Items from an interface collection:

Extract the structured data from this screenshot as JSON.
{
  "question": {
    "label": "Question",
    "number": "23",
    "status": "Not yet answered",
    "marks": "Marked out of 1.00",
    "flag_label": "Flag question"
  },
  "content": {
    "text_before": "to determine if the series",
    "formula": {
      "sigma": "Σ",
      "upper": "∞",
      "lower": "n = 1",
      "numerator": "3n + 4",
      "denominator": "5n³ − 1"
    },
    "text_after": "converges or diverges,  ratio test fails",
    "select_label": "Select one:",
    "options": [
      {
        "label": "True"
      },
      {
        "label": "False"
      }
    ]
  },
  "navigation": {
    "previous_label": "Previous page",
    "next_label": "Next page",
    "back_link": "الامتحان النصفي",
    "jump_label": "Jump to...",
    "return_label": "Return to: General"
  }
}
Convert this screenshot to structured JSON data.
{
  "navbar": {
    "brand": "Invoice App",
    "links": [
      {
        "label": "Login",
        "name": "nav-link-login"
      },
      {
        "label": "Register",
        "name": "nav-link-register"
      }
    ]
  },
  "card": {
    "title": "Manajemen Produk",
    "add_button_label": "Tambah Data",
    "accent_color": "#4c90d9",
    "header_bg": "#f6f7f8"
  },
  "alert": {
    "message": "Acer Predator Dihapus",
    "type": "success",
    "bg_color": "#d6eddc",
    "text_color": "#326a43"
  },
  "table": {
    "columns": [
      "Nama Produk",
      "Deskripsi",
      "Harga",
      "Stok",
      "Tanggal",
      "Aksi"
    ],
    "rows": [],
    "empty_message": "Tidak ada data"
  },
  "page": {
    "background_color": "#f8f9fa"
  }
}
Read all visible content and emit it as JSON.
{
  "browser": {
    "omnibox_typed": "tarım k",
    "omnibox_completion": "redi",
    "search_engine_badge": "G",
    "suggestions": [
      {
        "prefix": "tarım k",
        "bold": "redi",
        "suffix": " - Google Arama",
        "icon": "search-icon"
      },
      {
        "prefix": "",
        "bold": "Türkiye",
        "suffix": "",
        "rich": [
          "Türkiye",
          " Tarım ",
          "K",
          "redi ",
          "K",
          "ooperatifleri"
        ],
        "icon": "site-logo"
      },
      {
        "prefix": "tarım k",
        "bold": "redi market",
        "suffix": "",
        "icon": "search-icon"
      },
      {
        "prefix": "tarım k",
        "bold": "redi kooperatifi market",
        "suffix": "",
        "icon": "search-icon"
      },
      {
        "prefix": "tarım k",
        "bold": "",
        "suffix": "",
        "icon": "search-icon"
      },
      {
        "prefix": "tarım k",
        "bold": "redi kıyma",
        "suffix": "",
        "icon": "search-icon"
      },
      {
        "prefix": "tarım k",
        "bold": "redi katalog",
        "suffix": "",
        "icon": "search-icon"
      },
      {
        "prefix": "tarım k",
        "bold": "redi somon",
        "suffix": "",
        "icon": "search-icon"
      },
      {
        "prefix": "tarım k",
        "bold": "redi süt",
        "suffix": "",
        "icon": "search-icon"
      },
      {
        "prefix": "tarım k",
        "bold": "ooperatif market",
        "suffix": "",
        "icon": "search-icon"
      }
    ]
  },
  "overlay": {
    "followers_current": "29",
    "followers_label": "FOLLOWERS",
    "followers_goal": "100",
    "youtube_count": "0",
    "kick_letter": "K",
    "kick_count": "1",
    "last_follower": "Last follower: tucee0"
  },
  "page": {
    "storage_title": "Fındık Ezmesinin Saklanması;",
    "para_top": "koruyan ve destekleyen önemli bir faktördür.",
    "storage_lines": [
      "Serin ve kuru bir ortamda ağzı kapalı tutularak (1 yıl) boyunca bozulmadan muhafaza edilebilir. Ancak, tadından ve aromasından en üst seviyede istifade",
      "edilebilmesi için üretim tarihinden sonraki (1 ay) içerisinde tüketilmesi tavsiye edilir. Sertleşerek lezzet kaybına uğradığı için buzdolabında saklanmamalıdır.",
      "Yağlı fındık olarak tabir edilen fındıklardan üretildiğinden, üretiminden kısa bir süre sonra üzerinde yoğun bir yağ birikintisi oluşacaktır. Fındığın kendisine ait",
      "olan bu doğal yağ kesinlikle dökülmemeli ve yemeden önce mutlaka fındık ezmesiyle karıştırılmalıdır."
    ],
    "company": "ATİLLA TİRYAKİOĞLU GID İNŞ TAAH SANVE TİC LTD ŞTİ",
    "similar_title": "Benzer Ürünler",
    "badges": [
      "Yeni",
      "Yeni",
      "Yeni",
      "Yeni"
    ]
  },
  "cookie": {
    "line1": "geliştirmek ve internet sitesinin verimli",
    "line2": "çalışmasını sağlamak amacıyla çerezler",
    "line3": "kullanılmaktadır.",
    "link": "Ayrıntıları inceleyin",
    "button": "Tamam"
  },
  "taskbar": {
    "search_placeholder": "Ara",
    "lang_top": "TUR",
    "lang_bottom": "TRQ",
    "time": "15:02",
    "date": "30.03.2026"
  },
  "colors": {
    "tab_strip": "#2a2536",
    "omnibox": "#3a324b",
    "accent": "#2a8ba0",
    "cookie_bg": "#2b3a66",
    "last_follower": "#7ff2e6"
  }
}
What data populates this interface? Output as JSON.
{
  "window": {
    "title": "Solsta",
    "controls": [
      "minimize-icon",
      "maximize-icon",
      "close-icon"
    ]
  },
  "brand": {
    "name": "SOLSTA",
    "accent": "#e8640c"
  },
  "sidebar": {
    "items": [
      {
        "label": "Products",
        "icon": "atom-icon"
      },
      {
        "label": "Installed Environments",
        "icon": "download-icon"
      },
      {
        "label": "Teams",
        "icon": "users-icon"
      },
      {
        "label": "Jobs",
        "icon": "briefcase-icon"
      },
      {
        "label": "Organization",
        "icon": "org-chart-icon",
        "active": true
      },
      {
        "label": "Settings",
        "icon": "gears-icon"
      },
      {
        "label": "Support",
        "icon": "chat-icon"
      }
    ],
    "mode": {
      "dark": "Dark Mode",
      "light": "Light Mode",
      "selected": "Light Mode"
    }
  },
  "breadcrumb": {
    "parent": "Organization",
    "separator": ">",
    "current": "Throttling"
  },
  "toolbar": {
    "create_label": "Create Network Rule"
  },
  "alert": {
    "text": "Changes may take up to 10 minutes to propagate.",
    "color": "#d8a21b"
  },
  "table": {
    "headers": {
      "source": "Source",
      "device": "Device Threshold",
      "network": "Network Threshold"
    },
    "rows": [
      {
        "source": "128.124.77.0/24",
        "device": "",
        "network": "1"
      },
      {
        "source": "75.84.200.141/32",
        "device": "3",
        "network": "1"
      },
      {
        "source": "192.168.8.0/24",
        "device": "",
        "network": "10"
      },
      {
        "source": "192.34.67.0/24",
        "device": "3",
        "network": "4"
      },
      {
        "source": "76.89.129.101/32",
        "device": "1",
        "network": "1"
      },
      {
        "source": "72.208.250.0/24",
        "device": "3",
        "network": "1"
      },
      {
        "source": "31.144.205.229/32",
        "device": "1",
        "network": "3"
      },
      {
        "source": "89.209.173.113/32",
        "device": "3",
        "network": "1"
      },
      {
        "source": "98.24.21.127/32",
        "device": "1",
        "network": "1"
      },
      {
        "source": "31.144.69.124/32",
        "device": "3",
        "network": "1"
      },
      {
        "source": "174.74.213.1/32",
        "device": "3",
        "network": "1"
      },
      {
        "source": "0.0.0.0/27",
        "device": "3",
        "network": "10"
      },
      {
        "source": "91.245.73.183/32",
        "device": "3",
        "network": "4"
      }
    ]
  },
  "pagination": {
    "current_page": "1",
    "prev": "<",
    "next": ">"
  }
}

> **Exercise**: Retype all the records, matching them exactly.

> **Result**:
Extract the structured data from this screenshot as JSON.
{
  "question": {
    "label": "Question",
    "number": "23",
    "status": "Not yet answered",
    "marks": "Marked out of 1.00",
    "flag_label": "Flag question"
  },
  "content": {
    "text_before": "to determine if the series",
    "formula": {
      "sigma": "Σ",
      "upper": "∞",
      "lower": "n = 1",
      "numerator": "3n + 4",
      "denominator": "5n³ − 1"
    },
    "text_after": "converges or diverges,  ratio test fails",
    "select_label": "Select one:",
    "options": [
      {
        "label": "True"
      },
      {
        "label": "False"
      }
    ]
  },
  "navigation": {
    "previous_label": "Previous page",
    "next_label": "Next page",
    "back_link": "الامتحان النصفي",
    "jump_label": "Jump to...",
    "return_label": "Return to: General"
  }
}
Convert this screenshot to structured JSON data.
{
  "navbar": {
    "brand": "Invoice App",
    "links": [
      {
        "label": "Login",
        "name": "nav-link-login"
      },
      {
        "label": "Register",
        "name": "nav-link-register"
      }
    ]
  },
  "card": {
    "title": "Manajemen Produk",
    "add_button_label": "Tambah Data",
    "accent_color": "#4c90d9",
    "header_bg": "#f6f7f8"
  },
  "alert": {
    "message": "Acer Predator Dihapus",
    "type": "success",
    "bg_color": "#d6eddc",
    "text_color": "#326a43"
  },
  "table": {
    "columns": [
      "Nama Produk",
      "Deskripsi",
      "Harga",
      "Stok",
      "Tanggal",
      "Aksi"
    ],
    "rows": [],
    "empty_message": "Tidak ada data"
  },
  "page": {
    "background_color": "#f8f9fa"
  }
}
Read all visible content and emit it as JSON.
{
  "browser": {
    "omnibox_typed": "tarım k",
    "omnibox_completion": "redi",
    "search_engine_badge": "G",
    "suggestions": [
      {
        "prefix": "tarım k",
        "bold": "redi",
        "suffix": " - Google Arama",
        "icon": "search-icon"
      },
      {
        "prefix": "",
        "bold": "Türkiye",
        "suffix": "",
        "rich": [
          "Türkiye",
          " Tarım ",
          "K",
          "redi ",
          "K",
          "ooperatifleri"
        ],
        "icon": "site-logo"
      },
      {
        "prefix": "tarım k",
        "bold": "redi market",
        "suffix": "",
        "icon": "search-icon"
      },
      {
        "prefix": "tarım k",
        "bold": "redi kooperatifi market",
        "suffix": "",
        "icon": "search-icon"
      },
      {
        "prefix": "tarım k",
        "bold": "",
        "suffix": "",
        "icon": "search-icon"
      },
      {
        "prefix": "tarım k",
        "bold": "redi kıyma",
        "suffix": "",
        "icon": "search-icon"
      },
      {
        "prefix": "tarım k",
        "bold": "redi katalog",
        "suffix": "",
        "icon": "search-icon"
      },
      {
        "prefix": "tarım k",
        "bold": "redi somon",
        "suffix": "",
        "icon": "search-icon"
      },
      {
        "prefix": "tarım k",
        "bold": "redi süt",
        "suffix": "",
        "icon": "search-icon"
      },
      {
        "prefix": "tarım k",
        "bold": "ooperatif market",
        "suffix": "",
        "icon": "search-icon"
      }
    ]
  },
  "overlay": {
    "followers_current": "29",
    "followers_label": "FOLLOWERS",
    "followers_goal": "100",
    "youtube_count": "0",
    "kick_letter": "K",
    "kick_count": "1",
    "last_follower": "Last follower: tucee0"
  },
  "page": {
    "storage_title": "Fındık Ezmesinin Saklanması;",
    "para_top": "koruyan ve destekleyen önemli bir faktördür.",
    "storage_lines": [
      "Serin ve kuru bir ortamda ağzı kapalı tutularak (1 yıl) boyunca bozulmadan muhafaza edilebilir. Ancak, tadından ve aromasından en üst seviyede istifade",
      "edilebilmesi için üretim tarihinden sonraki (1 ay) içerisinde tüketilmesi tavsiye edilir. Sertleşerek lezzet kaybına uğradığı için buzdolabında saklanmamalıdır.",
      "Yağlı fındık olarak tabir edilen fındıklardan üretildiğinden, üretiminden kısa bir süre sonra üzerinde yoğun bir yağ birikintisi oluşacaktır. Fındığın kendisine ait",
      "olan bu doğal yağ kesinlikle dökülmemeli ve yemeden önce mutlaka fındık ezmesiyle karıştırılmalıdır."
    ],
    "company": "ATİLLA TİRYAKİOĞLU GID İNŞ TAAH SANVE TİC LTD ŞTİ",
    "similar_title": "Benzer Ürünler",
    "badges": [
      "Yeni",
      "Yeni",
      "Yeni",
      "Yeni"
    ]
  },
  "cookie": {
    "line1": "geliştirmek ve internet sitesinin verimli",
    "line2": "çalışmasını sağlamak amacıyla çerezler",
    "line3": "kullanılmaktadır.",
    "link": "Ayrıntıları inceleyin",
    "button": "Tamam"
  },
  "taskbar": {
    "search_placeholder": "Ara",
    "lang_top": "TUR",
    "lang_bottom": "TRQ",
    "time": "15:02",
    "date": "30.03.2026"
  },
  "colors": {
    "tab_strip": "#2a2536",
    "omnibox": "#3a324b",
    "accent": "#2a8ba0",
    "cookie_bg": "#2b3a66",
    "last_follower": "#7ff2e6"
  }
}
What data populates this interface? Output as JSON.
{
  "window": {
    "title": "Solsta",
    "controls": [
      "minimize-icon",
      "maximize-icon",
      "close-icon"
    ]
  },
  "brand": {
    "name": "SOLSTA",
    "accent": "#e8640c"
  },
  "sidebar": {
    "items": [
      {
        "label": "Products",
        "icon": "atom-icon"
      },
      {
        "label": "Installed Environments",
        "icon": "download-icon"
      },
      {
        "label": "Teams",
        "icon": "users-icon"
      },
      {
        "label": "Jobs",
        "icon": "briefcase-icon"
      },
      {
        "label": "Organization",
        "icon": "org-chart-icon",
        "active": true
      },
      {
        "label": "Settings",
        "icon": "gears-icon"
      },
      {
        "label": "Support",
        "icon": "chat-icon"
      }
    ],
    "mode": {
      "dark": "Dark Mode",
      "light": "Light Mode",
      "selected": "Light Mode"
    }
  },
  "breadcrumb": {
    "parent": "Organization",
    "separator": ">",
    "current": "Throttling"
  },
  "toolbar": {
    "create_label": "Create Network Rule"
  },
  "alert": {
    "text": "Changes may take up to 10 minutes to propagate.",
    "color": "#d8a21b"
  },
  "table": {
    "headers": {
      "source": "Source",
      "device": "Device Threshold",
      "network": "Network Threshold"
    },
    "rows": [
      {
        "source": "128.124.77.0/24",
        "device": "",
        "network": "1"
      },
      {
        "source": "75.84.200.141/32",
        "device": "3",
        "network": "1"
      },
      {
        "source": "192.168.8.0/24",
        "device": "",
        "network": "10"
      },
      {
        "source": "192.34.67.0/24",
        "device": "3",
        "network": "4"
      },
      {
        "source": "76.89.129.101/32",
        "device": "1",
        "network": "1"
      },
      {
        "source": "72.208.250.0/24",
        "device": "3",
        "network": "1"
      },
      {
        "source": "31.144.205.229/32",
        "device": "1",
        "network": "3"
      },
      {
        "source": "89.209.173.113/32",
        "device": "3",
        "network": "1"
      },
      {
        "source": "98.24.21.127/32",
        "device": "1",
        "network": "1"
      },
      {
        "source": "31.144.69.124/32",
        "device": "3",
        "network": "1"
      },
      {
        "source": "174.74.213.1/32",
        "device": "3",
        "network": "1"
      },
      {
        "source": "0.0.0.0/27",
        "device": "3",
        "network": "10"
      },
      {
        "source": "91.245.73.183/32",
        "device": "3",
        "network": "4"
      }
    ]
  },
  "pagination": {
    "current_page": "1",
    "prev": "<",
    "next": ">"
  }
}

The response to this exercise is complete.